Description of the task: Give the number of lines in the data below where the string "your" occurs, and nothing else.

____________________

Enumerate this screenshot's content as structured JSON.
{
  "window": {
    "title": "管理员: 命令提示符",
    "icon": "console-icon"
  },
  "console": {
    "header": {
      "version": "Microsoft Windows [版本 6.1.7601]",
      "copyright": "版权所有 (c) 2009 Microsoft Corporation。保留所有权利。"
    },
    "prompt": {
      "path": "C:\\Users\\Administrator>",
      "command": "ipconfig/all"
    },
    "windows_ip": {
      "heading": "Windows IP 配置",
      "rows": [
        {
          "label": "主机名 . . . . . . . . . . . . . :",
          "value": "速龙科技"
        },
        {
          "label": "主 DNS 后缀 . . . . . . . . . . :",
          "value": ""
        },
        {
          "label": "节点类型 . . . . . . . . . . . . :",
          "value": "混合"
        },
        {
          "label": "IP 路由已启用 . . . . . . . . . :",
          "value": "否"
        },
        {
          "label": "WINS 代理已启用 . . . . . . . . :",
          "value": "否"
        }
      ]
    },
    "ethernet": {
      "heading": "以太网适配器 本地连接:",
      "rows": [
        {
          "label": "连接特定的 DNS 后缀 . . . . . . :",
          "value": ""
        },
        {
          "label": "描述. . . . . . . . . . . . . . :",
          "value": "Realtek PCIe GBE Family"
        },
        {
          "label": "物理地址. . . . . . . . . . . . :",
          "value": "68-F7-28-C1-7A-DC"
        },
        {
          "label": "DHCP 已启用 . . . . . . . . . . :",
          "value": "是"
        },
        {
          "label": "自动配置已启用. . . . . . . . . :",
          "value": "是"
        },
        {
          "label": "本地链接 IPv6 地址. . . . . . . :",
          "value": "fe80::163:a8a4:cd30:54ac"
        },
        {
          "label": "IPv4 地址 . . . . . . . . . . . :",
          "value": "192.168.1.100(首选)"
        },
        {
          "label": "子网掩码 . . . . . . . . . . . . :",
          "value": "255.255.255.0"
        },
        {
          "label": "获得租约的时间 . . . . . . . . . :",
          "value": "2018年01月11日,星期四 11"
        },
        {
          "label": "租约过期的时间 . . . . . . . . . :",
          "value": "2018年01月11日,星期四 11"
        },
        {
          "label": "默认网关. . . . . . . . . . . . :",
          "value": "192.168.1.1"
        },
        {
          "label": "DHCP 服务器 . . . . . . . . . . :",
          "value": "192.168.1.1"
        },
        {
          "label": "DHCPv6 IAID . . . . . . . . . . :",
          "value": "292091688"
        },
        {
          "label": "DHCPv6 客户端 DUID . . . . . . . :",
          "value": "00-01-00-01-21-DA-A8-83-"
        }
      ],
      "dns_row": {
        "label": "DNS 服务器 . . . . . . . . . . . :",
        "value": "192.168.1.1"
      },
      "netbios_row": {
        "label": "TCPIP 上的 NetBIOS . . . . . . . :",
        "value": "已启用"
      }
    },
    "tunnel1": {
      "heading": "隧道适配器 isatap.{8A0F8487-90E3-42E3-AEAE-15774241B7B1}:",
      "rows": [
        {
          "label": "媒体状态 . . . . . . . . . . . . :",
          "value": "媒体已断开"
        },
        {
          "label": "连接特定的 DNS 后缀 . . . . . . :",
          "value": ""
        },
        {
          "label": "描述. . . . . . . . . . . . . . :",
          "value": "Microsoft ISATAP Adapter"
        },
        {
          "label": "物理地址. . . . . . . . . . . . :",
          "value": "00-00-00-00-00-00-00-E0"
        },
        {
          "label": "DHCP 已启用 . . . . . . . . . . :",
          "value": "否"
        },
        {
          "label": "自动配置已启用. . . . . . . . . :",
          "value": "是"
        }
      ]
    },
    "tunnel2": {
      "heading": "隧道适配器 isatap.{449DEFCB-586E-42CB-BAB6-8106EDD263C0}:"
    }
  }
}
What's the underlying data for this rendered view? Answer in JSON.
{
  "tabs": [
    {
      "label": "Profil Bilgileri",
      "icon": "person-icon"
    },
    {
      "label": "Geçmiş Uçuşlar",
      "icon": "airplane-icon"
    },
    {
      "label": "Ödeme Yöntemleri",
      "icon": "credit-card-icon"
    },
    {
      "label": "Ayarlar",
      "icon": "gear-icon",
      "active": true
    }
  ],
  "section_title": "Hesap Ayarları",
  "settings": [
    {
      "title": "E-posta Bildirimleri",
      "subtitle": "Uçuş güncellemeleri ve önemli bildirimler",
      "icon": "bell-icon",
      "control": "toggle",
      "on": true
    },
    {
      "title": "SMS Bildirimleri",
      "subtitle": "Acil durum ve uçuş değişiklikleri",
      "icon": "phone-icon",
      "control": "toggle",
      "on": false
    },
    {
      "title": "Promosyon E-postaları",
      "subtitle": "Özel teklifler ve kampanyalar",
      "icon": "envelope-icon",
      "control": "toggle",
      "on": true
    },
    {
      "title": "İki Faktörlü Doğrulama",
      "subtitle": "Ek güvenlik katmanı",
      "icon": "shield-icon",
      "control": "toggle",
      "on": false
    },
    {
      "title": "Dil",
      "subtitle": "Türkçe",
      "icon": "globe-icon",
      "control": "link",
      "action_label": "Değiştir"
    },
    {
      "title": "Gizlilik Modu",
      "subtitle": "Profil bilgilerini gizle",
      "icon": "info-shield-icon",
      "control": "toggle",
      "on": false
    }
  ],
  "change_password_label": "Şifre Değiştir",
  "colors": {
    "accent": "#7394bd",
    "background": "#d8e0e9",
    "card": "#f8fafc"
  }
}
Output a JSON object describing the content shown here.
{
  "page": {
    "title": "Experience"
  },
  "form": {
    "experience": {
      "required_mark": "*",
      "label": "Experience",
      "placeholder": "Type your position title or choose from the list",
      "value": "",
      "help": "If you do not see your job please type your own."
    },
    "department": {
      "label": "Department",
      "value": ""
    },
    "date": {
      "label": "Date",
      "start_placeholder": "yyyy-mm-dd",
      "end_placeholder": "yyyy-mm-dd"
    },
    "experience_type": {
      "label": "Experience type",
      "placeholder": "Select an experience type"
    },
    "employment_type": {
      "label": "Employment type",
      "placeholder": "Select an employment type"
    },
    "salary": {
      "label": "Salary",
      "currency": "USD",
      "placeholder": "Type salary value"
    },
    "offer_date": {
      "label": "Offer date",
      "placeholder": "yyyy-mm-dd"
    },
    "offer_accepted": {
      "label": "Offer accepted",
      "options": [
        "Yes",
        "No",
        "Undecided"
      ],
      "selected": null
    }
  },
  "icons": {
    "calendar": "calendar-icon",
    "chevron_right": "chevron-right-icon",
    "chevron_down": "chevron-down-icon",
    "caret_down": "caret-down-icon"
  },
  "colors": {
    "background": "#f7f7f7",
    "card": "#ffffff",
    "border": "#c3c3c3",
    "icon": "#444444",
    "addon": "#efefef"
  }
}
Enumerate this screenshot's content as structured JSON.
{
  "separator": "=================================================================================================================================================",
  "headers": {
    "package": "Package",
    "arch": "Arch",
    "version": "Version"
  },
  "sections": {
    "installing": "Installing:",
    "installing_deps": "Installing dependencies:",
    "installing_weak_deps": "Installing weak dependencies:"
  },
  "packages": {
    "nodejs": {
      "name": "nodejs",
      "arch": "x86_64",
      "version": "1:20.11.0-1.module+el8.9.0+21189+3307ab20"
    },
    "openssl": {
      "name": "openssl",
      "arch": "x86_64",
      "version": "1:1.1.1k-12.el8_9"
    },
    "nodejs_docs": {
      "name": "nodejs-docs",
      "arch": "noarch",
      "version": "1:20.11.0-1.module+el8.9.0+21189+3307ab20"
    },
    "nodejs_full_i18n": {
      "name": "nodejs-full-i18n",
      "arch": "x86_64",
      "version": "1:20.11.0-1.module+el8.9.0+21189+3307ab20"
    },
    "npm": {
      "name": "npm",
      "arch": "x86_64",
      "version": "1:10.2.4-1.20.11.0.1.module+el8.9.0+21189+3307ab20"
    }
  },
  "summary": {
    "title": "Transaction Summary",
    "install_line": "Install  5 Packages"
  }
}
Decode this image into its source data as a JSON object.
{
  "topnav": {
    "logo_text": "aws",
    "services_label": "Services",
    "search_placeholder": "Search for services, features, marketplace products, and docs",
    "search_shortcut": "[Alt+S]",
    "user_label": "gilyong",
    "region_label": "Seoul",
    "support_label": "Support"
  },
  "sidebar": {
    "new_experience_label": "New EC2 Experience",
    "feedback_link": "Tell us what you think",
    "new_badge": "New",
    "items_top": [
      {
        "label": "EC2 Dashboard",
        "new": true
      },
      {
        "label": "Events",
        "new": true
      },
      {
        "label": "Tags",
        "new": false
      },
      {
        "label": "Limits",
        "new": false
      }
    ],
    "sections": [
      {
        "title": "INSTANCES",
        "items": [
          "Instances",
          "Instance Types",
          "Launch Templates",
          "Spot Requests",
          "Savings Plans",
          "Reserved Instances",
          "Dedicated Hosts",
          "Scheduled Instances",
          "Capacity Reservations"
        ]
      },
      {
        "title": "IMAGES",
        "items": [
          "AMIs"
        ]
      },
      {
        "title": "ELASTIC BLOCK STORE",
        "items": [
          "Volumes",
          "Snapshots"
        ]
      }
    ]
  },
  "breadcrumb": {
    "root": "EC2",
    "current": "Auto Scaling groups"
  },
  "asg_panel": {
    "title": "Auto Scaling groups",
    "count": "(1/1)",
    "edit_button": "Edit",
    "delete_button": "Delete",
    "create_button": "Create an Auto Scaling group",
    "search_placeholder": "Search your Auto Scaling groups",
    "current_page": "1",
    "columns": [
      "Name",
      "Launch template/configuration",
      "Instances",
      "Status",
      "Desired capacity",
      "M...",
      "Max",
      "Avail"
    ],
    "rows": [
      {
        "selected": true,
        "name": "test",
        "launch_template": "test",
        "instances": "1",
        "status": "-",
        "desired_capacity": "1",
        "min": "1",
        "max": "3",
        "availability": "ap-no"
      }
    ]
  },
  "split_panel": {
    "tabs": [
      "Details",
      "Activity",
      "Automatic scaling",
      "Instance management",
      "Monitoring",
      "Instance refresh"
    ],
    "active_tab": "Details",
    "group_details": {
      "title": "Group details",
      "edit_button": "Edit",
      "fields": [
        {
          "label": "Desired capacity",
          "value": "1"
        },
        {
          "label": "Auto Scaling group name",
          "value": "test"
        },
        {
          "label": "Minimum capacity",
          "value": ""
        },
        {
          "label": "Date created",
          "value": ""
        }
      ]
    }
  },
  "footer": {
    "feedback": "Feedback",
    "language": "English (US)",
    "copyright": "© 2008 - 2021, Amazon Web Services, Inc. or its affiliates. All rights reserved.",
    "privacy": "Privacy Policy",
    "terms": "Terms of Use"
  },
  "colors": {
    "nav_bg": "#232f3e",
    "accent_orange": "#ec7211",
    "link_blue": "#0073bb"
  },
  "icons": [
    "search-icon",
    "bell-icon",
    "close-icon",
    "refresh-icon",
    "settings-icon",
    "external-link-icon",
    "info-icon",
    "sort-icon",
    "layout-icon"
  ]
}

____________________

Answer box: 3